  10. Setting Expectations: Many people have chosen to spend this time with family and friends they don’t always live with. Those of us who live with roommates or partners now find ourselves spending significantly more “quality time” than we normal with our cohabitants. Even when we love people, spending all our time together can be a challenge. It might be a good idea to talk about expectations: maybe you need an hour to yourself, to share household chores, or plan game nights on a regular basis. Whatever it is, having a frank conversation about what everyone needs and how to be respectful can help avoid misunderstandings.
  11. Video Therapy: Call a local practice and ask if they offer video sessions or “teletherapy.” If you are in the New York state, feel free to choose one of the providers at Thriving Mind Psychology, as all of the therapists provide teletherapy throughout the mornings and evenings on weekdays and Saturdays. If you’re feeling very anxious, or really down in the midst of the significant uncertainty, do not allow our current situation to be an excuse to not seek help. People wait an average of 10 years to come to therapy, and often they’re in pain for much longer than they need to be.

Life with the coronavirus is not an easy one, but it’s important that we work the best we can within our current limitations to not make these hard times even harder. There are so many aspects of this current crisis that we cannot control, but we can be intentional about how we spend our time and support one another.  Remember that it is temporary and to reach out if you need help.

Ready to choose your therapist?
You Might Also Enjoy...
Millennials Shifting Expectations About Marriage In 2023

I Do Not: Gen Z, Millennials Shifting Expectations About Marriage in 2023

Wedding bells aren’t ringing as much nowadays. According to U.S. Census Bureau statistics, more than 1 in 3 (34%) people 15 years or older have never been married in 2022. That’s up from about 1 in 4 (23%) in 1950. So, we wanted to ask why fewer people are walking down the aisle.

Dating in 2023

Single and Dating? Here is where most singles are living in the US.

Dating in 2023 is no easy feat, and many are looking online to find love. There are more than 127 million single people 18 years and older living in America, according to U.S. Census data. That accounts for nearly 40% of the nation’s population, but many feel like they’re the only ones looking for a significant other. 

iStock 1472512043

Understanding The Role Of A Psychiatrist For ADHD

If you already have an ADHD diagnosis or think you may have ADHD, it could be a good idea to speak with a psychiatrist who specializes in ADHD. In this article, we break down the role that a psychiatrist has in treating ADHD and how to find a psychiatrist for ADHD.

iStock 1476433325

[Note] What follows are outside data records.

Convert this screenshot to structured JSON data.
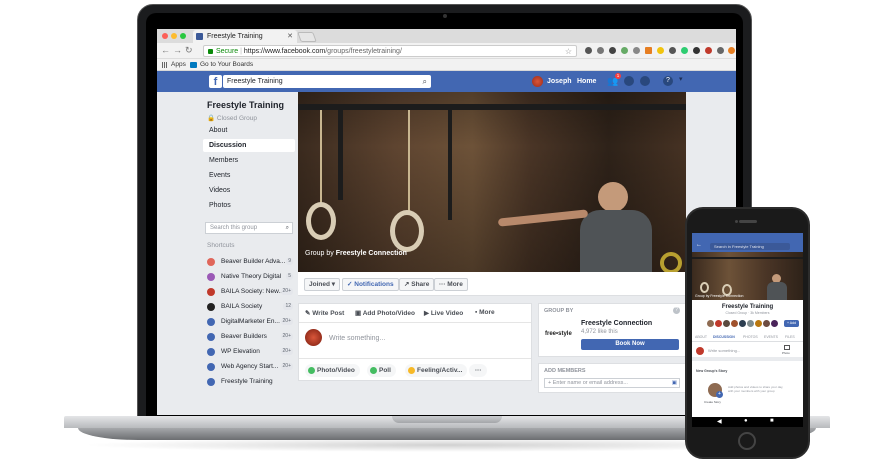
{
  "browser": {
    "tab_title": "Freestyle Training",
    "url_secure": "Secure",
    "url_host": "https://www.facebook.com",
    "url_path": "/groups/freestyletraining/",
    "bookmarks": [
      "Apps",
      "Go to Your Boards"
    ]
  },
  "fb_header": {
    "search_value": "Freestyle Training",
    "user_name": "Joseph",
    "home_label": "Home",
    "friend_badge": "1"
  },
  "group": {
    "name": "Freestyle Training",
    "privacy": "Closed Group",
    "nav": [
      "About",
      "Discussion",
      "Members",
      "Events",
      "Videos",
      "Photos"
    ],
    "active_nav": "Discussion",
    "search_placeholder": "Search this group",
    "cover_caption_prefix": "Group by",
    "cover_caption_owner": "Freestyle Connection"
  },
  "shortcuts": {
    "heading": "Shortcuts",
    "items": [
      {
        "label": "Beaver Builder Adva...",
        "count": "9",
        "color": "#e0665a"
      },
      {
        "label": "Native Theory Digital",
        "count": "5",
        "color": "#9b59b6"
      },
      {
        "label": "BAILA Society: New...",
        "count": "20+",
        "color": "#c0392b"
      },
      {
        "label": "BAILA Society",
        "count": "12",
        "color": "#222222"
      },
      {
        "label": "DigitalMarketer En...",
        "count": "20+",
        "color": "#4267b2"
      },
      {
        "label": "Beaver Builders",
        "count": "20+",
        "color": "#4267b2"
      },
      {
        "label": "WP Elevation",
        "count": "20+",
        "color": "#4267b2"
      },
      {
        "label": "Web Agency Start...",
        "count": "20+",
        "color": "#4267b2"
      },
      {
        "label": "Freestyle Training",
        "count": "",
        "color": "#4267b2"
      }
    ]
  },
  "actions": {
    "joined": "Joined ▾",
    "notifications": "✓ Notifications",
    "share": "↗ Share",
    "more": "··· More"
  },
  "composer": {
    "tabs": [
      "Write Post",
      "Add Photo/Video",
      "Live Video",
      "More"
    ],
    "placeholder": "Write something...",
    "buttons": [
      "Photo/Video",
      "Poll",
      "Feeling/Activ...",
      "···"
    ]
  },
  "group_by": {
    "heading": "GROUP BY",
    "owner": "Freestyle Connection",
    "logo_text": "free•style",
    "likes": "4,972 like this",
    "book_label": "Book Now"
  },
  "add_members": {
    "heading": "ADD MEMBERS",
    "placeholder": "+ Enter name or email address..."
  },
  "phone": {
    "search": "Search in Freestyle Training",
    "group_name": "Freestyle Training",
    "group_sub": "Closed Group · 3k Members",
    "cover_caption": "Group by Freestyle Connection",
    "add_label": "+ Add",
    "tabs": [
      "ABOUT",
      "DISCUSSION",
      "PHOTOS",
      "EVENTS",
      "FILES"
    ],
    "write": "Write something...",
    "photo_label": "Photo",
    "story_heading": "New Group's Story",
    "story_text": "Add photos and videos to share your day, with your members with your group",
    "create_story": "Create Story"
  }
}
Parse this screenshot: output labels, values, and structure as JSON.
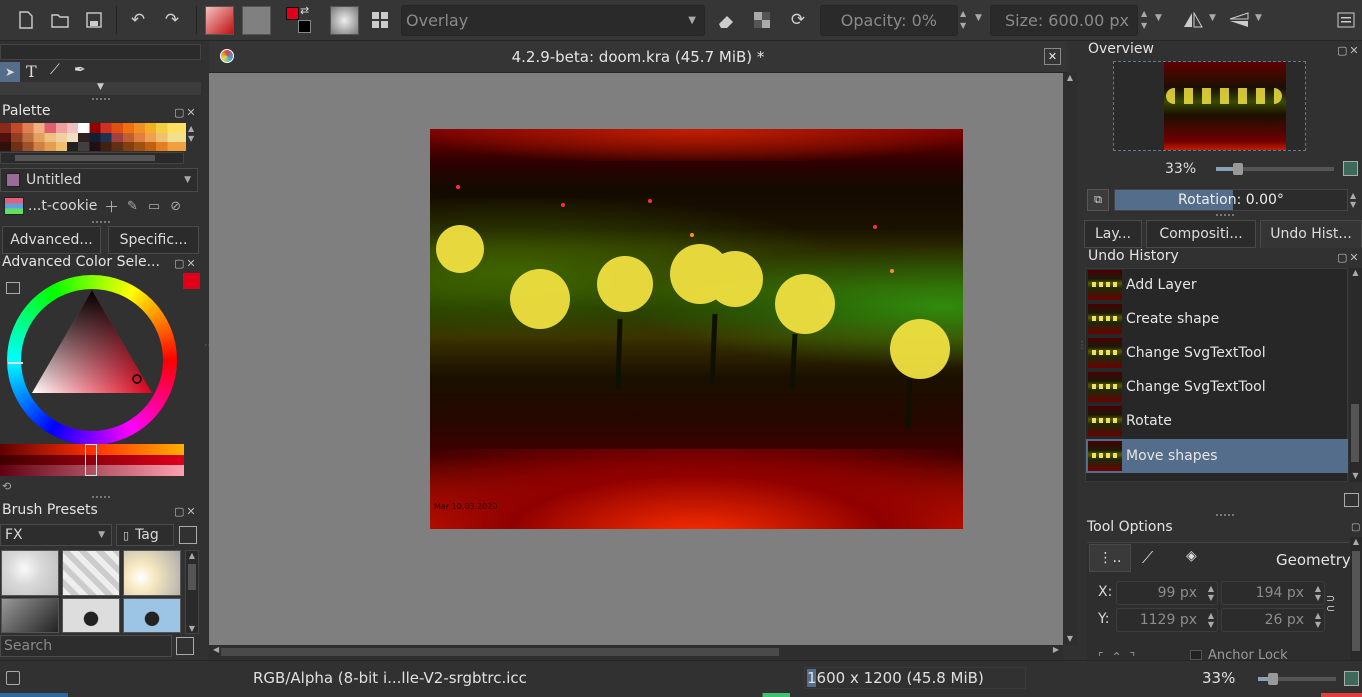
{
  "toolbar": {
    "blend_mode": "Overlay",
    "opacity": "Opacity: 0%",
    "size": "Size: 600.00 px"
  },
  "document": {
    "title": "4.2.9-beta: doom.kra (45.7 MiB) *",
    "canvas_signature": "Mar 10.03.2020"
  },
  "left_dock": {
    "palette": {
      "header": "Palette",
      "selected_name": "Untitled",
      "cookie_label": "...t-cookie"
    },
    "color_tabs": [
      "Advanced...",
      "Specific..."
    ],
    "advanced_color_header": "Advanced Color Sele...",
    "brush_presets": {
      "header": "Brush Presets",
      "filter": "FX",
      "tag_label": "Tag",
      "search_placeholder": "Search"
    }
  },
  "right_dock": {
    "overview": {
      "header": "Overview",
      "zoom": "33%",
      "rotation": "Rotation: 0.00°"
    },
    "tabs": [
      "Lay...",
      "Compositi...",
      "Undo Hist..."
    ],
    "undo_history": {
      "header": "Undo History",
      "items": [
        "Add Layer",
        "Create shape",
        "Change SvgTextTool",
        "Change SvgTextTool",
        "Rotate",
        "Move shapes"
      ],
      "selected_index": 5
    },
    "tool_options": {
      "header": "Tool Options",
      "mode_label": "Geometry",
      "x_label": "X:",
      "y_label": "Y:",
      "x_value": "99 px",
      "y_value": "1129 px",
      "w_value": "194 px",
      "h_value": "26 px",
      "anchor_label": "Anchor Lock"
    }
  },
  "statusbar": {
    "color_profile": "RGB/Alpha (8-bit i...lle-V2-srgbtrc.icc",
    "image_size": "1600 x 1200 (45.8 MiB)",
    "zoom": "33%"
  },
  "colors": {
    "accent_selected": "#536d8a",
    "foreground_color": "#e0001a",
    "background_color": "#000000"
  }
}
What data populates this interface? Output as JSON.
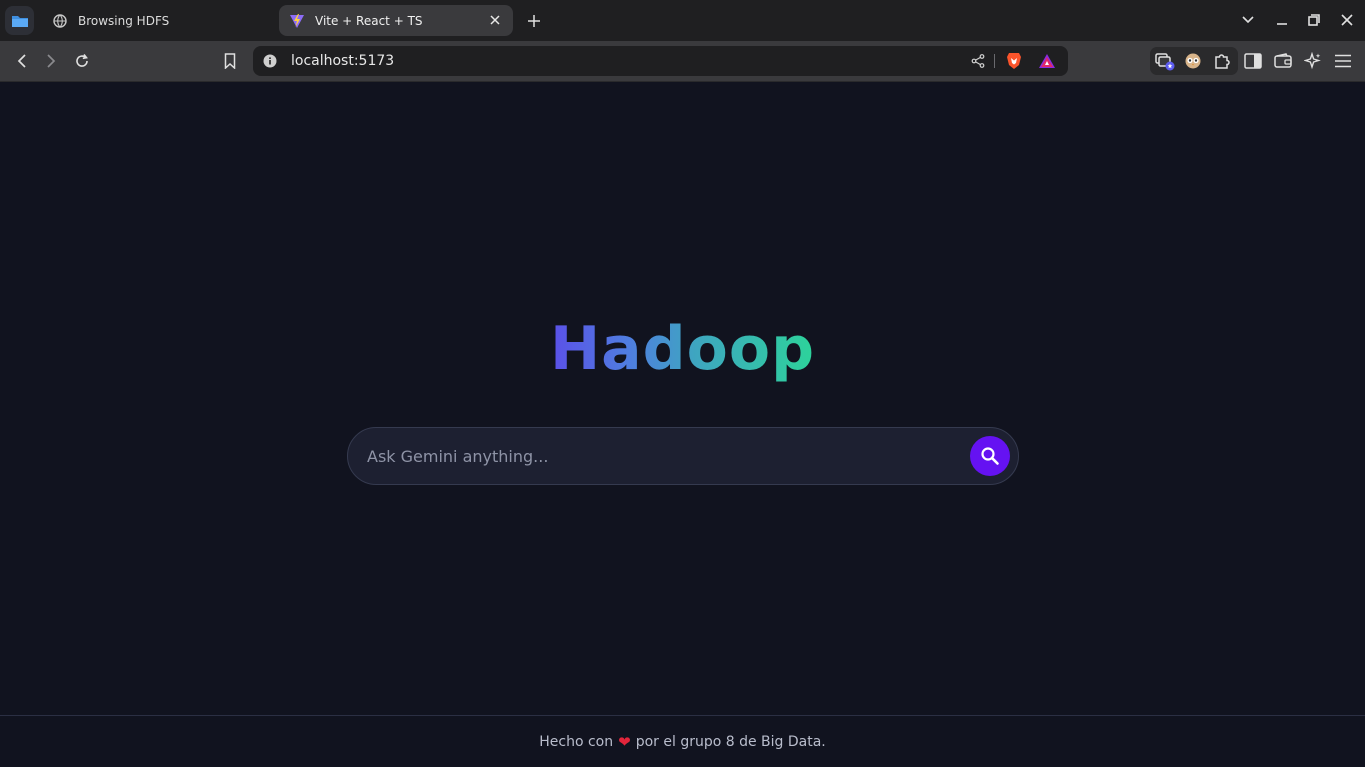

Report: Top 6 Reasons Gen Z and Millennials Ghost 

Ghosting has become so common it’s not only impacting romantic relationships, but friendships and workplaces too. Our new report unveils who Millennials and Gen Z are ghosting and why they’re doing it. 

iStock 1404314197

Finding A Gay Therapist In NYC: Tips And Resources For The LGBTQ+ Community

Everyone can benefit from speaking with a therapist, no matter their background, gender, or sexual orientation. But when you have specific concerns around things like sexuality, culture, or identity, speaking to someone who can fully understand you and the world you live in can encourage openness in the therapeutic journey.